- **WHAT TO DO**
Could you write out the line containing "What data populates" and all the lines below it in the data, exactly, through the final one and nothing else?
*** EXTRACTED MATERIAL Section Begins ***
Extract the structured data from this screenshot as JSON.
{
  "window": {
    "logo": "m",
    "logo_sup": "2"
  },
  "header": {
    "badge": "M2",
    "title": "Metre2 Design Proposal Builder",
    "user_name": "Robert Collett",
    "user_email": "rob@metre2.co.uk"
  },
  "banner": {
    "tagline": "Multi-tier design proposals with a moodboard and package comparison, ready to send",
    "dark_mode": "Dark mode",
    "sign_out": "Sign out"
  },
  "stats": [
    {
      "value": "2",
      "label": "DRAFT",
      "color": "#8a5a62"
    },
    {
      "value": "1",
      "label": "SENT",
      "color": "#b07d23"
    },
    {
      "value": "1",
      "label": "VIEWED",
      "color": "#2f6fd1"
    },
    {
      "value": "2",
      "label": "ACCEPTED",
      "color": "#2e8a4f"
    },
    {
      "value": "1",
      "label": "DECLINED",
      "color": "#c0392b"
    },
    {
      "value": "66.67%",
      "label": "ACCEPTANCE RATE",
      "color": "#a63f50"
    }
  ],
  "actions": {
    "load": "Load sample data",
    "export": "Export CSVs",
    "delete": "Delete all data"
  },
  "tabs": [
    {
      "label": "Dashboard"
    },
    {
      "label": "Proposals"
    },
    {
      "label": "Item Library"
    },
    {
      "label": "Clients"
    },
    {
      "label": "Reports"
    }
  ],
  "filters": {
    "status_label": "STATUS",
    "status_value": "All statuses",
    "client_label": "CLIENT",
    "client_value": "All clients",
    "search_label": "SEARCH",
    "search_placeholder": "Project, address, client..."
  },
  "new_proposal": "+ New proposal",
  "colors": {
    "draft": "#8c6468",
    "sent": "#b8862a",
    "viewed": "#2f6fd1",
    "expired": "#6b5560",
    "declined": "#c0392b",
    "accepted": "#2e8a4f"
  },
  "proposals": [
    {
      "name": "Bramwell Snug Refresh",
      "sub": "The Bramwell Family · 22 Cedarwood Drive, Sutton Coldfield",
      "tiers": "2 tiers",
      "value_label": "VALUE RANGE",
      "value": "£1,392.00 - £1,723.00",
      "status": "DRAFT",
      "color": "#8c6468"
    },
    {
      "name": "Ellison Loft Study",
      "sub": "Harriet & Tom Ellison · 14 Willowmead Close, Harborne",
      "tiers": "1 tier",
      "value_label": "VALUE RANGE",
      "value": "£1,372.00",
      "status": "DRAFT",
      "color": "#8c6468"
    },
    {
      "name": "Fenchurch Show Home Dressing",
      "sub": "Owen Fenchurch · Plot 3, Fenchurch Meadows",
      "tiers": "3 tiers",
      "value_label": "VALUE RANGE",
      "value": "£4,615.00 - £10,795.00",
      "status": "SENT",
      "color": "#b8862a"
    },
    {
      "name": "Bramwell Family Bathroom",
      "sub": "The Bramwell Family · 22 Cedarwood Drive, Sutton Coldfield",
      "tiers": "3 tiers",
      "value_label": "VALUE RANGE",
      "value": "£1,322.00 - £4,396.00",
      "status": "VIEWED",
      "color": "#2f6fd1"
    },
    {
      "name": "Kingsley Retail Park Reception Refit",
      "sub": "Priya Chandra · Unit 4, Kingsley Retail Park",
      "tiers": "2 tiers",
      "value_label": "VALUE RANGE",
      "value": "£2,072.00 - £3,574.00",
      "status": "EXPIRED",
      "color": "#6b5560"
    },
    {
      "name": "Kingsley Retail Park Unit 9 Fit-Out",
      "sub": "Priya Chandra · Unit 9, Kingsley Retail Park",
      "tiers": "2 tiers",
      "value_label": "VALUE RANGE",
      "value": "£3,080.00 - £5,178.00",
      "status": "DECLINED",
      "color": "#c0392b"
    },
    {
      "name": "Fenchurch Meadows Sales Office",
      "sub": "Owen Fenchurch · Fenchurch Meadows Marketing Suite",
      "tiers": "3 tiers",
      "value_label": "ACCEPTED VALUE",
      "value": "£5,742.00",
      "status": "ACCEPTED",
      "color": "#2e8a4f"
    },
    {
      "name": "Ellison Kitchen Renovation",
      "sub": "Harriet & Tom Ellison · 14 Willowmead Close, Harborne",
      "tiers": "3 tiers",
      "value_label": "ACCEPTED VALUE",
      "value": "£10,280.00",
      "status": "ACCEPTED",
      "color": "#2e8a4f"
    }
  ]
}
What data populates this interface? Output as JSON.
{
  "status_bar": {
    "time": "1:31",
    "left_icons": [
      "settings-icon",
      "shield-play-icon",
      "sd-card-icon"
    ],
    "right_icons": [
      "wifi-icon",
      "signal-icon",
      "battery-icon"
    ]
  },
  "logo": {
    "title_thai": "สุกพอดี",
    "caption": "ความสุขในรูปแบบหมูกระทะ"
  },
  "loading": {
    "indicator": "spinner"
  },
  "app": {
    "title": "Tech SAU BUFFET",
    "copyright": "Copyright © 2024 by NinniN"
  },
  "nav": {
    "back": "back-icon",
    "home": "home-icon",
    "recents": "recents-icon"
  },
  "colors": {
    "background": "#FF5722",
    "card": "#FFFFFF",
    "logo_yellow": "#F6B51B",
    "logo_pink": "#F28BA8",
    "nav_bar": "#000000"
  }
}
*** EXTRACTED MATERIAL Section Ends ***
- **WRITTEN RESPONSE**
What data populates this interface? Output as JSON.
{
  "status_bar": {
    "time": "1:31",
    "left_icons": [
      "settings-icon",
      "shield-play-icon",
      "sd-card-icon"
    ],
    "right_icons": [
      "wifi-icon",
      "signal-icon",
      "battery-icon"
    ]
  },
  "logo": {
    "title_thai": "สุกพอดี",
    "caption": "ความสุขในรูปแบบหมูกระทะ"
  },
  "loading": {
    "indicator": "spinner"
  },
  "app": {
    "title": "Tech SAU BUFFET",
    "copyright": "Copyright © 2024 by NinniN"
  },
  "nav": {
    "back": "back-icon",
    "home": "home-icon",
    "recents": "recents-icon"
  },
  "colors": {
    "background": "#FF5722",
    "card": "#FFFFFF",
    "logo_yellow": "#F6B51B",
    "logo_pink": "#F28BA8",
    "nav_bar": "#000000"
  }
}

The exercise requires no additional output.